___ The input

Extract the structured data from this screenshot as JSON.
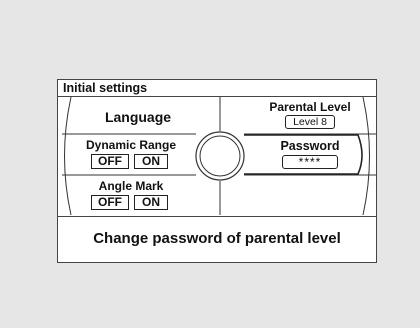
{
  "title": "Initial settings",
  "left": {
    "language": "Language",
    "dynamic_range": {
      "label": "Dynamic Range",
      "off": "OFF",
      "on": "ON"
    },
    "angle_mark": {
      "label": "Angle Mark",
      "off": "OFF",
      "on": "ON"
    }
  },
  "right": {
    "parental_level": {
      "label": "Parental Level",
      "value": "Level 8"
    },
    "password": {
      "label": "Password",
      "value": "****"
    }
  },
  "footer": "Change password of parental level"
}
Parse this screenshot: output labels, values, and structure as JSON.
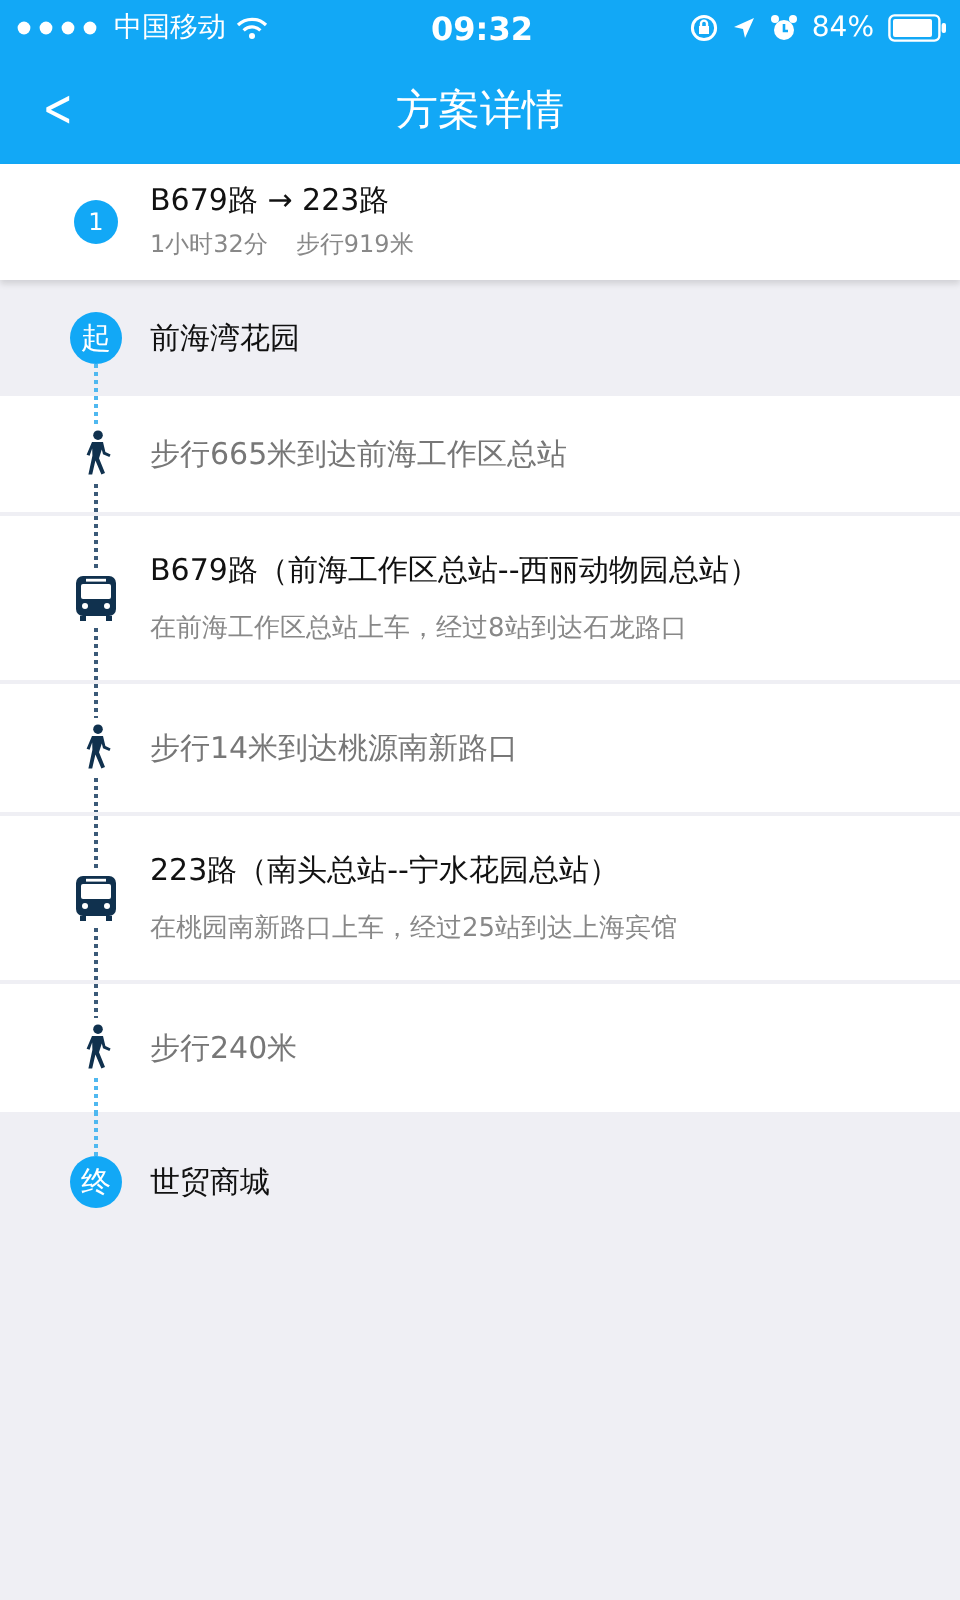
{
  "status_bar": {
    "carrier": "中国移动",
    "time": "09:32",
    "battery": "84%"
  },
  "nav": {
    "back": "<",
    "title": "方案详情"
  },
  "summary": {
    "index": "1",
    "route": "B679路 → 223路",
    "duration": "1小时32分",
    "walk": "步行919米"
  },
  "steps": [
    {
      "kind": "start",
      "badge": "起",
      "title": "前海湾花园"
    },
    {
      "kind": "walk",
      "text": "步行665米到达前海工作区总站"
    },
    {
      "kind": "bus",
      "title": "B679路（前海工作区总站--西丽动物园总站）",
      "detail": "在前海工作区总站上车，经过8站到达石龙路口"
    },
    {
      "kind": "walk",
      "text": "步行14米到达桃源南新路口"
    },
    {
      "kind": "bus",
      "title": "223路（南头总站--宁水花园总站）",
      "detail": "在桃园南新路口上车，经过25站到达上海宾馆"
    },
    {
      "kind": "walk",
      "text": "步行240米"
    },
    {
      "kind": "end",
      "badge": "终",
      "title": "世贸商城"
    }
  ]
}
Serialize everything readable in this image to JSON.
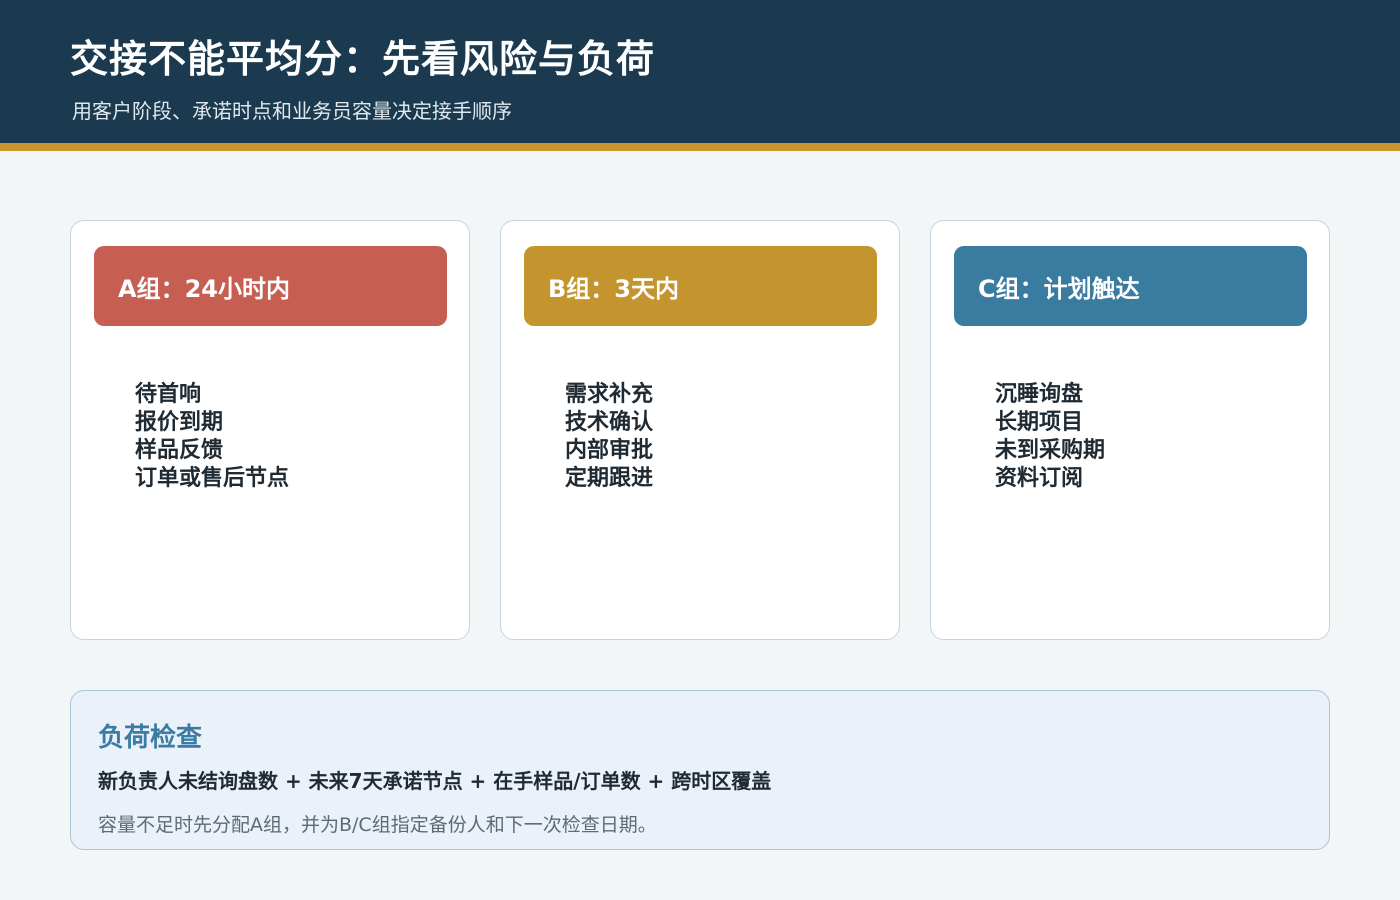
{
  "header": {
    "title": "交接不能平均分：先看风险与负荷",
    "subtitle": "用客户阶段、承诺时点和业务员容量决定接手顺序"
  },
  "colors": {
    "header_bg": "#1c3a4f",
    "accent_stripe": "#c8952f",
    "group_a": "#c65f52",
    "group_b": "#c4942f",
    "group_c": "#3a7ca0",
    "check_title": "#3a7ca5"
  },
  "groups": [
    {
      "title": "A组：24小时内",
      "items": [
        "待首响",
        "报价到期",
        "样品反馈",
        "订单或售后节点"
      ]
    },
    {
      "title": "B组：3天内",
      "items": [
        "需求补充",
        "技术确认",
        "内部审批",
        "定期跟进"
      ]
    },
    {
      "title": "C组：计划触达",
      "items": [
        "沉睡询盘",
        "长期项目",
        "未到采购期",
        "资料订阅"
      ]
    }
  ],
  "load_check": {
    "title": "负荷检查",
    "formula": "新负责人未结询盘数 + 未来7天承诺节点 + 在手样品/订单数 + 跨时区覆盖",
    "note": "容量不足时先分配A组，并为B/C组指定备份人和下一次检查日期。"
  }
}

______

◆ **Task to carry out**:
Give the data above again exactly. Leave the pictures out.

◆ **Output of the exercise**:
Extract the structured data from this screenshot as JSON.
{
  "title": "Initial settings",
  "left": {
    "language": "Language",
    "dynamic_range": {
      "label": "Dynamic Range",
      "off": "OFF",
      "on": "ON"
    },
    "angle_mark": {
      "label": "Angle Mark",
      "off": "OFF",
      "on": "ON"
    }
  },
  "right": {
    "parental_level": {
      "label": "Parental Level",
      "value": "Level 8"
    },
    "password": {
      "label": "Password",
      "value": "****"
    }
  },
  "footer": "Change password of parental level"
}
Parse this screenshot: output labels, values, and structure as JSON.
{
  "status_bar": {
    "carrier": "中国移动",
    "time": "09:32",
    "battery": "84%"
  },
  "nav": {
    "back": "<",
    "title": "方案详情"
  },
  "summary": {
    "index": "1",
    "route": "B679路 → 223路",
    "duration": "1小时32分",
    "walk": "步行919米"
  },
  "steps": [
    {
      "kind": "start",
      "badge": "起",
      "title": "前海湾花园"
    },
    {
      "kind": "walk",
      "text": "步行665米到达前海工作区总站"
    },
    {
      "kind": "bus",
      "title": "B679路（前海工作区总站--西丽动物园总站）",
      "detail": "在前海工作区总站上车，经过8站到达石龙路口"
    },
    {
      "kind": "walk",
      "text": "步行14米到达桃源南新路口"
    },
    {
      "kind": "bus",
      "title": "223路（南头总站--宁水花园总站）",
      "detail": "在桃园南新路口上车，经过25站到达上海宾馆"
    },
    {
      "kind": "walk",
      "text": "步行240米"
    },
    {
      "kind": "end",
      "badge": "终",
      "title": "世贸商城"
    }
  ]
}
Serialize everything readable in this image to JSON.
{
  "header": {
    "title": "交接不能平均分：先看风险与负荷",
    "subtitle": "用客户阶段、承诺时点和业务员容量决定接手顺序"
  },
  "colors": {
    "header_bg": "#1c3a4f",
    "accent_stripe": "#c8952f",
    "group_a": "#c65f52",
    "group_b": "#c4942f",
    "group_c": "#3a7ca0",
    "check_title": "#3a7ca5"
  },
  "groups": [
    {
      "title": "A组：24小时内",
      "items": [
        "待首响",
        "报价到期",
        "样品反馈",
        "订单或售后节点"
      ]
    },
    {
      "title": "B组：3天内",
      "items": [
        "需求补充",
        "技术确认",
        "内部审批",
        "定期跟进"
      ]
    },
    {
      "title": "C组：计划触达",
      "items": [
        "沉睡询盘",
        "长期项目",
        "未到采购期",
        "资料订阅"
      ]
    }
  ],
  "load_check": {
    "title": "负荷检查",
    "formula": "新负责人未结询盘数 + 未来7天承诺节点 + 在手样品/订单数 + 跨时区覆盖",
    "note": "容量不足时先分配A组，并为B/C组指定备份人和下一次检查日期。"
  }
}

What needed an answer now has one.